PHEWAS Approach to Study Alzheimer’s Disease

Genetics play an important role in late-onset Alzheimer’s Disease (AD) etiology. As AD develops over decades, elucidating the biological effects of AD-associated genetic variation across the adult lifespan may illuminate underlying processes in the causal pathway for AD, and potentially provide novel mid-life targets for behavioral and drug intervention.

To address this, we are utilizing high dimensional, high-quality measurements from thousands of participants in a wellness program, aged 18 to 89+, each with CLIA-certified whole-genome sequencing data.
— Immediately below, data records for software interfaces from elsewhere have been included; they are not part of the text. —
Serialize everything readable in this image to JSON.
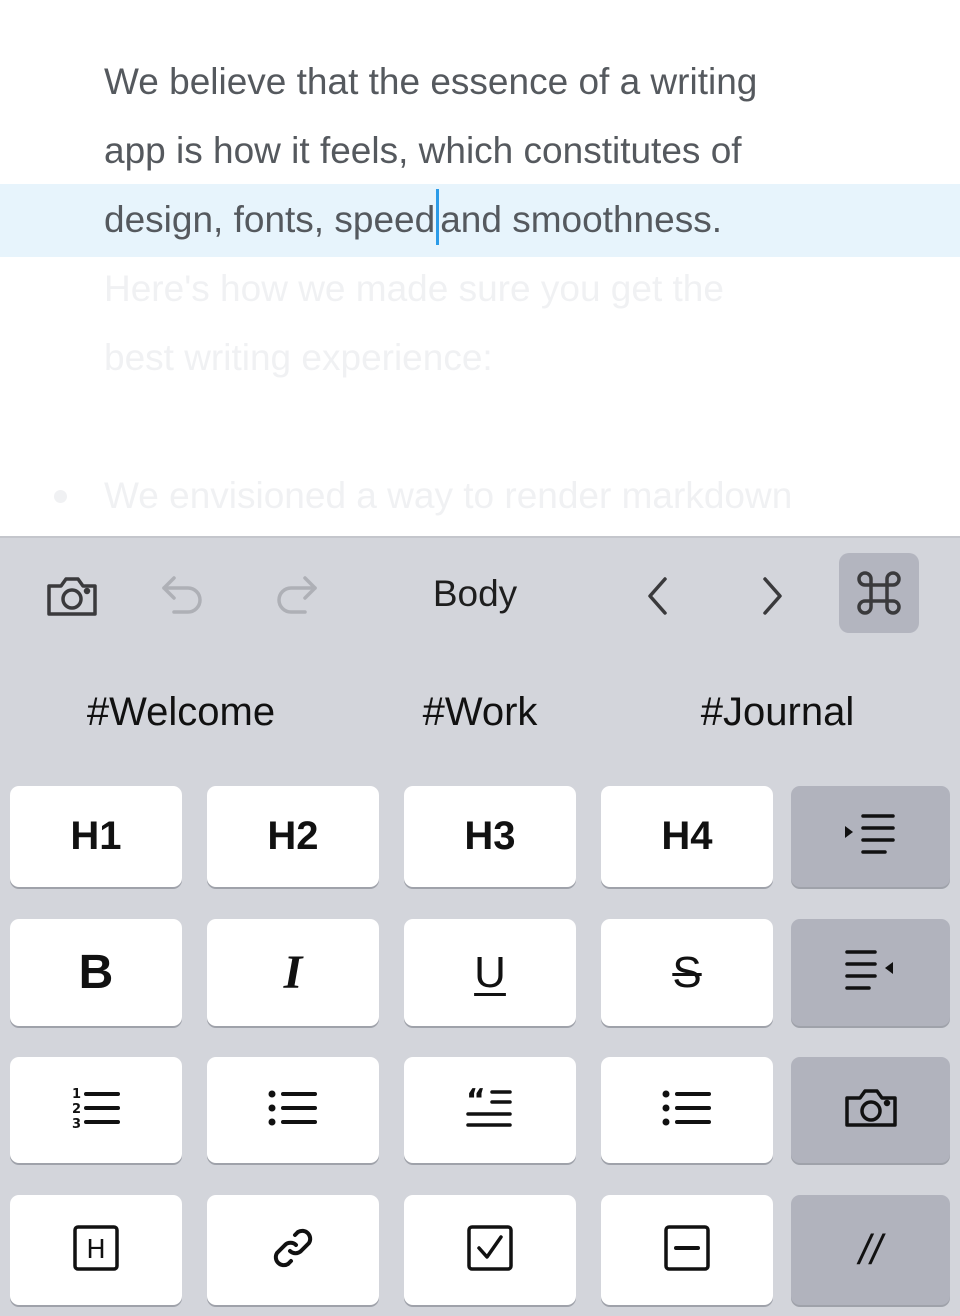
{
  "editor": {
    "line1": "We believe that the essence of a writing",
    "line2": "app is how it feels, which constitutes of",
    "line3_before_cursor": "design, fonts, speed",
    "line3_after_cursor": "and smoothness.",
    "line4": "Here's how we made sure you get the",
    "line5": "best writing experience:",
    "bullet_text": "We envisioned a way to render markdown"
  },
  "toolbar": {
    "camera_icon": "camera-icon",
    "undo_icon": "undo-icon",
    "redo_icon": "redo-icon",
    "style_label": "Body",
    "prev_icon": "chevron-left-icon",
    "next_icon": "chevron-right-icon",
    "command_icon": "command-icon"
  },
  "tags": [
    "#Welcome",
    "#Work",
    "#Journal"
  ],
  "keys": {
    "h1": "H1",
    "h2": "H2",
    "h3": "H3",
    "h4": "H4",
    "bold": "B",
    "italic": "I",
    "underline": "U",
    "strikethrough": "S",
    "comment": "//"
  },
  "colors": {
    "cursor": "#2b9be8",
    "highlight": "#e7f4fc",
    "keyboard_bg": "#d3d5db",
    "key_bg": "#ffffff",
    "key_gray": "#b1b3bd"
  }
}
Measurements included: clinical laboratory tests (63 standard measurements); targeted chip-based proteomics (274 proteins associated with cardiovascular disease and inflammation); and Metabolon metabolomics (753 metabolites). We have performed a phenome-wide association study utilizing this diverse blood marker data and 25 known AD genetic variants previously identified in large-scale GWAS meta-analysis, adjusting for sex, age, vendor (for clinical labs), and the first four genetic principal components. In secondary analyses, we have tested for SNP by sex interactions.

Study Design:

The APOE allele has emerged as the strongest genetic variant associated with Alzheimer’s disease in previous GWAS studies. In our analyses, APOE status significantly associated with cholesterol markers, multiple lipid metabolites, stress-response hormones, and levels of several proteins. All associations were observed across all age groups when stratified by decade and we identified effect modification by sex in several loci. Thus, known AD genetic variation influences lipid metabolism, immune response, and cell regulatory systems in a population of non-AD individuals, with associations observed from early adulthood onward. Further research is needed to determine whether and how these effects are implicated in early-stage biological pathways to AD. These analyses aim to complement ongoing work on the functional interpretation of AD-associated genetic variants.


Current Project Leads:

Laura HeathNathan Price